◆ Aim of the exercise:
Write each record again exactly as it stands.

◆ Available data:
- - -

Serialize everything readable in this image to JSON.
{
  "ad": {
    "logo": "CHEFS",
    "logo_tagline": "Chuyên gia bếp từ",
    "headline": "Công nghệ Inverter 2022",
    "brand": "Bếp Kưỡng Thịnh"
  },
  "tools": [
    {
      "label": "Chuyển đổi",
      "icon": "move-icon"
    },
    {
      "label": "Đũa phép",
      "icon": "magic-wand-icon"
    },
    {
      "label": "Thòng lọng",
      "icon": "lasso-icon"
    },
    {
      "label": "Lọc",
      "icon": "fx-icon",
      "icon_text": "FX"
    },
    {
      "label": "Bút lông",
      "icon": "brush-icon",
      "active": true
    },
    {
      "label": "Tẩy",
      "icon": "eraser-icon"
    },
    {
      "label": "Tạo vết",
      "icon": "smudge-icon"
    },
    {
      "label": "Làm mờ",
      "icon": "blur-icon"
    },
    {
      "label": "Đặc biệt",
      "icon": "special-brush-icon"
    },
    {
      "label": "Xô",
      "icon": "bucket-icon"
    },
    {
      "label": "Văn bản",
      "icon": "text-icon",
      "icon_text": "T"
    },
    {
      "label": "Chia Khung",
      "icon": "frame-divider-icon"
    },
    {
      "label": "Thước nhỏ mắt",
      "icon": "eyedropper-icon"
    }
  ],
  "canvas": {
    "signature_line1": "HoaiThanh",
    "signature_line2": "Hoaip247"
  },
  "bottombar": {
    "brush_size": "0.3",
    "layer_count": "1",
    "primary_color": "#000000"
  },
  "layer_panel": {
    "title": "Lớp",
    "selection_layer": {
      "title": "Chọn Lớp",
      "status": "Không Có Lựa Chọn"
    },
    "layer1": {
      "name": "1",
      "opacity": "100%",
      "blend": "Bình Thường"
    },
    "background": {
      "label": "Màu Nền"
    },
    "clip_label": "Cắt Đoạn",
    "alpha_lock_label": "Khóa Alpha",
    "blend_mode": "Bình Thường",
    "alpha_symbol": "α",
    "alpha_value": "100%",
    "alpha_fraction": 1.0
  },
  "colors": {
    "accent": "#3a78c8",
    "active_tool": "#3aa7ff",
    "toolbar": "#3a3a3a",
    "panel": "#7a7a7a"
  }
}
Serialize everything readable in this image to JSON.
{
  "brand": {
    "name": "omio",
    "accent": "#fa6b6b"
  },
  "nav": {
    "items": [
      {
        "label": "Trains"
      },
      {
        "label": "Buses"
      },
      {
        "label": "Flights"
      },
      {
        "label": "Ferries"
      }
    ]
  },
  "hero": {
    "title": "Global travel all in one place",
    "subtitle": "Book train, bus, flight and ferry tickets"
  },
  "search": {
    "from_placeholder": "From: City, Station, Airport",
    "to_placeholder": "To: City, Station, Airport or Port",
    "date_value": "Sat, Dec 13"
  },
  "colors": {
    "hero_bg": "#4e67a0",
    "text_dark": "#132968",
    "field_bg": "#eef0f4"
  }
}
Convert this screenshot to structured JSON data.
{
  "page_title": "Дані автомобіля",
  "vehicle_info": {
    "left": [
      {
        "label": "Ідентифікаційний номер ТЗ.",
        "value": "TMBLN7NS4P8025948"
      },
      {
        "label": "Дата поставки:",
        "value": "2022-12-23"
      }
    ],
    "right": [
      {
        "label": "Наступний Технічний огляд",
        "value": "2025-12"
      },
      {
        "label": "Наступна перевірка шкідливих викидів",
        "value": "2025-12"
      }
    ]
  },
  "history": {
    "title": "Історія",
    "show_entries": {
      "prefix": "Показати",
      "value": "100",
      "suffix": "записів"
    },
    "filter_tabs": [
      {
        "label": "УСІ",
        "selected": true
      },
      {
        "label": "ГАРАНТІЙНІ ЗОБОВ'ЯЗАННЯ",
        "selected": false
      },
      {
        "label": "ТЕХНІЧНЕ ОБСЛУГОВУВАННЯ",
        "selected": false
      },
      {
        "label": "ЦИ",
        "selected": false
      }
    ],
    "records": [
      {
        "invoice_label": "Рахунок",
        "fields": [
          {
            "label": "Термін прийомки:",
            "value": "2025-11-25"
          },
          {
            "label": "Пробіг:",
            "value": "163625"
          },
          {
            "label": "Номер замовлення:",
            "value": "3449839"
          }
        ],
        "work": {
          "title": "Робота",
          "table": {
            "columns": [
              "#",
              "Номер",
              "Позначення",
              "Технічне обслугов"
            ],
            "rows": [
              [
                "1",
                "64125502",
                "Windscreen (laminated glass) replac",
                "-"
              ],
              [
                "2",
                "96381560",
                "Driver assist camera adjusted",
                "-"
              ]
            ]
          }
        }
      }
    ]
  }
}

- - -

◆ Result of the task:
Serialize everything readable in this image to JSON.
{
  "ad": {
    "logo": "CHEFS",
    "logo_tagline": "Chuyên gia bếp từ",
    "headline": "Công nghệ Inverter 2022",
    "brand": "Bếp Kưỡng Thịnh"
  },
  "tools": [
    {
      "label": "Chuyển đổi",
      "icon": "move-icon"
    },
    {
      "label": "Đũa phép",
      "icon": "magic-wand-icon"
    },
    {
      "label": "Thòng lọng",
      "icon": "lasso-icon"
    },
    {
      "label": "Lọc",
      "icon": "fx-icon",
      "icon_text": "FX"
    },
    {
      "label": "Bút lông",
      "icon": "brush-icon",
      "active": true
    },
    {
      "label": "Tẩy",
      "icon": "eraser-icon"
    },
    {
      "label": "Tạo vết",
      "icon": "smudge-icon"
    },
    {
      "label": "Làm mờ",
      "icon": "blur-icon"
    },
    {
      "label": "Đặc biệt",
      "icon": "special-brush-icon"
    },
    {
      "label": "Xô",
      "icon": "bucket-icon"
    },
    {
      "label": "Văn bản",
      "icon": "text-icon",
      "icon_text": "T"
    },
    {
      "label": "Chia Khung",
      "icon": "frame-divider-icon"
    },
    {
      "label": "Thước nhỏ mắt",
      "icon": "eyedropper-icon"
    }
  ],
  "canvas": {
    "signature_line1": "HoaiThanh",
    "signature_line2": "Hoaip247"
  },
  "bottombar": {
    "brush_size": "0.3",
    "layer_count": "1",
    "primary_color": "#000000"
  },
  "layer_panel": {
    "title": "Lớp",
    "selection_layer": {
      "title": "Chọn Lớp",
      "status": "Không Có Lựa Chọn"
    },
    "layer1": {
      "name": "1",
      "opacity": "100%",
      "blend": "Bình Thường"
    },
    "background": {
      "label": "Màu Nền"
    },
    "clip_label": "Cắt Đoạn",
    "alpha_lock_label": "Khóa Alpha",
    "blend_mode": "Bình Thường",
    "alpha_symbol": "α",
    "alpha_value": "100%",
    "alpha_fraction": 1.0
  },
  "colors": {
    "accent": "#3a78c8",
    "active_tool": "#3aa7ff",
    "toolbar": "#3a3a3a",
    "panel": "#7a7a7a"
  }
}
Serialize everything readable in this image to JSON.
{
  "brand": {
    "name": "omio",
    "accent": "#fa6b6b"
  },
  "nav": {
    "items": [
      {
        "label": "Trains"
      },
      {
        "label": "Buses"
      },
      {
        "label": "Flights"
      },
      {
        "label": "Ferries"
      }
    ]
  },
  "hero": {
    "title": "Global travel all in one place",
    "subtitle": "Book train, bus, flight and ferry tickets"
  },
  "search": {
    "from_placeholder": "From: City, Station, Airport",
    "to_placeholder": "To: City, Station, Airport or Port",
    "date_value": "Sat, Dec 13"
  },
  "colors": {
    "hero_bg": "#4e67a0",
    "text_dark": "#132968",
    "field_bg": "#eef0f4"
  }
}
Convert this screenshot to structured JSON data.
{
  "page_title": "Дані автомобіля",
  "vehicle_info": {
    "left": [
      {
        "label": "Ідентифікаційний номер ТЗ.",
        "value": "TMBLN7NS4P8025948"
      },
      {
        "label": "Дата поставки:",
        "value": "2022-12-23"
      }
    ],
    "right": [
      {
        "label": "Наступний Технічний огляд",
        "value": "2025-12"
      },
      {
        "label": "Наступна перевірка шкідливих викидів",
        "value": "2025-12"
      }
    ]
  },
  "history": {
    "title": "Історія",
    "show_entries": {
      "prefix": "Показати",
      "value": "100",
      "suffix": "записів"
    },
    "filter_tabs": [
      {
        "label": "УСІ",
        "selected": true
      },
      {
        "label": "ГАРАНТІЙНІ ЗОБОВ'ЯЗАННЯ",
        "selected": false
      },
      {
        "label": "ТЕХНІЧНЕ ОБСЛУГОВУВАННЯ",
        "selected": false
      },
      {
        "label": "ЦИ",
        "selected": false
      }
    ],
    "records": [
      {
        "invoice_label": "Рахунок",
        "fields": [
          {
            "label": "Термін прийомки:",
            "value": "2025-11-25"
          },
          {
            "label": "Пробіг:",
            "value": "163625"
          },
          {
            "label": "Номер замовлення:",
            "value": "3449839"
          }
        ],
        "work": {
          "title": "Робота",
          "table": {
            "columns": [
              "#",
              "Номер",
              "Позначення",
              "Технічне обслугов"
            ],
            "rows": [
              [
                "1",
                "64125502",
                "Windscreen (laminated glass) replac",
                "-"
              ],
              [
                "2",
                "96381560",
                "Driver assist camera adjusted",
                "-"
              ]
            ]
          }
        }
      }
    ]
  }
}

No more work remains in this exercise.